* [The task] Find every line in the records that holds the string "likes". Copy each one.

* [Given data]

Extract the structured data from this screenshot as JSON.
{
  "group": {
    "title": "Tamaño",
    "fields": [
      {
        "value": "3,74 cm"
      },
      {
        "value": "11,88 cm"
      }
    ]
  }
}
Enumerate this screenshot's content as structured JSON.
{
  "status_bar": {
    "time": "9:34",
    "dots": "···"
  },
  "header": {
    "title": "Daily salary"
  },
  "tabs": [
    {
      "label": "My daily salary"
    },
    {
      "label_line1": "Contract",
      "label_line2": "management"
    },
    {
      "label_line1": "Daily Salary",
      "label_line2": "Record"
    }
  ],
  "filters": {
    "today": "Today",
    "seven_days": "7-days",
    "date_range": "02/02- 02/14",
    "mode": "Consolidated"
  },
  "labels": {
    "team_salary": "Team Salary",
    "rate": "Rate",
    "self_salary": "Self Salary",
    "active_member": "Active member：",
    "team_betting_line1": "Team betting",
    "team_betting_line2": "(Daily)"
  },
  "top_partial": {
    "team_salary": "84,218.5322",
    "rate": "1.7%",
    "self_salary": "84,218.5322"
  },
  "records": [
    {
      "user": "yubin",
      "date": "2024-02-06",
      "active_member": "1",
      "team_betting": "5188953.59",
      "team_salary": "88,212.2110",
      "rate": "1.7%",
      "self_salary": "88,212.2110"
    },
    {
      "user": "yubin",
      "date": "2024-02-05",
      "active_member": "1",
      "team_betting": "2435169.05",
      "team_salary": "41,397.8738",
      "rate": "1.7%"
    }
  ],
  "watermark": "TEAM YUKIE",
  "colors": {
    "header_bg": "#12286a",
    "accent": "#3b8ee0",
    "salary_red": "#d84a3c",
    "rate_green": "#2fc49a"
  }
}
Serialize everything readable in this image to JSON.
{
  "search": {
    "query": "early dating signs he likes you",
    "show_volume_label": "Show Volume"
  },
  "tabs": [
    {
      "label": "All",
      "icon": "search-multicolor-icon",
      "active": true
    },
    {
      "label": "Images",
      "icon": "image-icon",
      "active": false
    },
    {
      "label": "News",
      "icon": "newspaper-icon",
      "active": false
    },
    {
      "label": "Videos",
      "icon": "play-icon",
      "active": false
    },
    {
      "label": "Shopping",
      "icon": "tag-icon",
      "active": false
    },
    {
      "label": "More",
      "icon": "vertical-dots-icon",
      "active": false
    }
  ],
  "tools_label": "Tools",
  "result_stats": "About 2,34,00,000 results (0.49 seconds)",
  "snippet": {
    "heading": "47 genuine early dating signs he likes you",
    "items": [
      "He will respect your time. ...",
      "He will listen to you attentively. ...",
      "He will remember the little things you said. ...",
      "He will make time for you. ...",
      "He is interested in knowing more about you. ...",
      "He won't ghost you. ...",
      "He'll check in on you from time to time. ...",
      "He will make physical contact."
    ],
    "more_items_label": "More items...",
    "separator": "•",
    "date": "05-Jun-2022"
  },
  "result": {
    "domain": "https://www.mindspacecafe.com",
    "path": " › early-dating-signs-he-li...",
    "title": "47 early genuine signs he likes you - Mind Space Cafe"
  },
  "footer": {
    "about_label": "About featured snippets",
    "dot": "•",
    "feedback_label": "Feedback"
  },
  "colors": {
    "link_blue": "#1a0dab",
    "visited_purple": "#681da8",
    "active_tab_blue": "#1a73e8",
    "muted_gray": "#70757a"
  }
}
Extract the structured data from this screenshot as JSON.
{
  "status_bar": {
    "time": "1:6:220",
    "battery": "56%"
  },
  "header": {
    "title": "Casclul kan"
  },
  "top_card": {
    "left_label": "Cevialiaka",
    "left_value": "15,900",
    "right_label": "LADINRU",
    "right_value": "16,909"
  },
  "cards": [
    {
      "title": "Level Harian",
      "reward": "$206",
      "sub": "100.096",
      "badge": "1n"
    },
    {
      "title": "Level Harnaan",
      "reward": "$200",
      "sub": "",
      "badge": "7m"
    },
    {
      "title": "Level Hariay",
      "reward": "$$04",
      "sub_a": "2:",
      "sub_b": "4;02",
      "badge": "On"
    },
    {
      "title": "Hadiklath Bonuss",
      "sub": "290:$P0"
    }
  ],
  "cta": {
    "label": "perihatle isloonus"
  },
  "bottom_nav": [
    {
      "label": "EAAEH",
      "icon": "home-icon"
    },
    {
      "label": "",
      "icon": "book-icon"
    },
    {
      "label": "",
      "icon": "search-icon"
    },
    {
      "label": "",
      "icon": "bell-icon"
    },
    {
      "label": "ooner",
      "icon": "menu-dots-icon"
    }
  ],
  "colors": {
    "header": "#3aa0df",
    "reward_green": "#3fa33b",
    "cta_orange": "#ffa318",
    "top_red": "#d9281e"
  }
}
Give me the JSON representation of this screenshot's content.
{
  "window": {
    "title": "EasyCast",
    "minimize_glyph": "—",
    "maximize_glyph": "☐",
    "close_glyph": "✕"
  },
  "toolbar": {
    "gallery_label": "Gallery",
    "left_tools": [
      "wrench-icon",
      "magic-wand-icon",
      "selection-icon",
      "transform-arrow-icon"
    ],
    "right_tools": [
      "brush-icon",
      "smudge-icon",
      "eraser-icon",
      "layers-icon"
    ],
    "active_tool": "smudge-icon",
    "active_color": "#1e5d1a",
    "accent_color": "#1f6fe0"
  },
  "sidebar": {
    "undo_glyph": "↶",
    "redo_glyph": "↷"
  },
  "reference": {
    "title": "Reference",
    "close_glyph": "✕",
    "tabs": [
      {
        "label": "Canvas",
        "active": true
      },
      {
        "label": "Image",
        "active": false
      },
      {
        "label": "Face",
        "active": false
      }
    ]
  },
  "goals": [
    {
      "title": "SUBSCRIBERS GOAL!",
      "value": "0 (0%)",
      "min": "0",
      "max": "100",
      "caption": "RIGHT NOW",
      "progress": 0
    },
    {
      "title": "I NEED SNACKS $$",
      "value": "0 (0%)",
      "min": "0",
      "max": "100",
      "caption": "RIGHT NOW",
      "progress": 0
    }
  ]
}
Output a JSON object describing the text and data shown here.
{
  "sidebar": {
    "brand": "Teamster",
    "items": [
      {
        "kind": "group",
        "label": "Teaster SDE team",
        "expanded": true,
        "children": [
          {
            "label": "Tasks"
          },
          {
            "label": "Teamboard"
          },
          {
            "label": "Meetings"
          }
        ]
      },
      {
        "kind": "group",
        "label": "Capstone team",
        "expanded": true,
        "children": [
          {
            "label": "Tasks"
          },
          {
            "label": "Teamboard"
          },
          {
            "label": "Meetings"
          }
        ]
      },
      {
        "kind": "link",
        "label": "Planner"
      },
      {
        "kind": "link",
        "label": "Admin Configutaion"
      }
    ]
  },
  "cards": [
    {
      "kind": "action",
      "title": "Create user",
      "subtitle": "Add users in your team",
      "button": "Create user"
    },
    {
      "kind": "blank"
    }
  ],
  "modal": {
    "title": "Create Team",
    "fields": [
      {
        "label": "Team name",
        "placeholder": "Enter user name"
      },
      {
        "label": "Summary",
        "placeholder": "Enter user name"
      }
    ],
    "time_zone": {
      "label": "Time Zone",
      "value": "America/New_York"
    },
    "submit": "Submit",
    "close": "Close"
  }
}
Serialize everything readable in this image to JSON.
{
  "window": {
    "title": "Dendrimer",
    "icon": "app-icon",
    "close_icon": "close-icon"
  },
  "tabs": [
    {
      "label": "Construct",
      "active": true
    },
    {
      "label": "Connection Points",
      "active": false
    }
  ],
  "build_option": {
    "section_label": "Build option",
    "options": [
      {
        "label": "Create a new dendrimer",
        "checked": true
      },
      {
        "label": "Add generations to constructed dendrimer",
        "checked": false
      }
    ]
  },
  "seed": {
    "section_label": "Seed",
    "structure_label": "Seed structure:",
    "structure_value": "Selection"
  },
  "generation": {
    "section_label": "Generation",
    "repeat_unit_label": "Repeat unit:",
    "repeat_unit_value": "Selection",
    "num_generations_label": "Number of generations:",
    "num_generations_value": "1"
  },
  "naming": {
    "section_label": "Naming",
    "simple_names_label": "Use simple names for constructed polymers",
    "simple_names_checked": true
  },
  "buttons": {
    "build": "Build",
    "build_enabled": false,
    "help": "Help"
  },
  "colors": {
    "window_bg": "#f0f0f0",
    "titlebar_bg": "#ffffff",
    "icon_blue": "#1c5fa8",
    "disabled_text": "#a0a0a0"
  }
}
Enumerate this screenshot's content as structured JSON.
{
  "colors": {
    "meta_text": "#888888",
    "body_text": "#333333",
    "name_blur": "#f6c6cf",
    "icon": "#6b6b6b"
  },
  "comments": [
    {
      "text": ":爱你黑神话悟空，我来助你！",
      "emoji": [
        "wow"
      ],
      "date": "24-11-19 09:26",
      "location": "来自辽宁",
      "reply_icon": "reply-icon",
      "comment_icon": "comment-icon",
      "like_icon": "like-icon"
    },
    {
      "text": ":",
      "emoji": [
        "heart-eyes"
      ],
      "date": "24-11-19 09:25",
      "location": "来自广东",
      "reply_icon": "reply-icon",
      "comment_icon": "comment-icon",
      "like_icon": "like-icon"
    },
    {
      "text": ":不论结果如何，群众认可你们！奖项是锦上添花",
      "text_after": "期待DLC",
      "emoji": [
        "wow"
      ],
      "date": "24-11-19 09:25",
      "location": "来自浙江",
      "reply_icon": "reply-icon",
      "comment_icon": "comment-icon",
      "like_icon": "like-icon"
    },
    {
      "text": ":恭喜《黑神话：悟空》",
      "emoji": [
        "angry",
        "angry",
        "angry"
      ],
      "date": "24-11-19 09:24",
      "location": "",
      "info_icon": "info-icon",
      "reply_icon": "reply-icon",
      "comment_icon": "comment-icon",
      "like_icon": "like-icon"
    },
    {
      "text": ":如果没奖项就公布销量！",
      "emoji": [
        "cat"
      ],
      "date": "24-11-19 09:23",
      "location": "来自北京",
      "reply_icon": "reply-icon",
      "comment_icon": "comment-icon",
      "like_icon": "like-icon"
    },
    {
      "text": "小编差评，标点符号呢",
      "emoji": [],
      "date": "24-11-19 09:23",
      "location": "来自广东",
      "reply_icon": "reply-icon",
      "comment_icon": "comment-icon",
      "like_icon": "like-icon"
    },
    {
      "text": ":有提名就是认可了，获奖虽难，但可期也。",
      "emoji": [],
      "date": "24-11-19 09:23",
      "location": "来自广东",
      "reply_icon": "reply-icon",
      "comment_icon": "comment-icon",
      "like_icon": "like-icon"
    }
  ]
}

* [Answer to the exercise]
    "query": "early dating signs he likes you",
    "heading": "47 genuine early dating signs he likes you",
    "title": "47 early genuine signs he likes you - Mind Space Cafe"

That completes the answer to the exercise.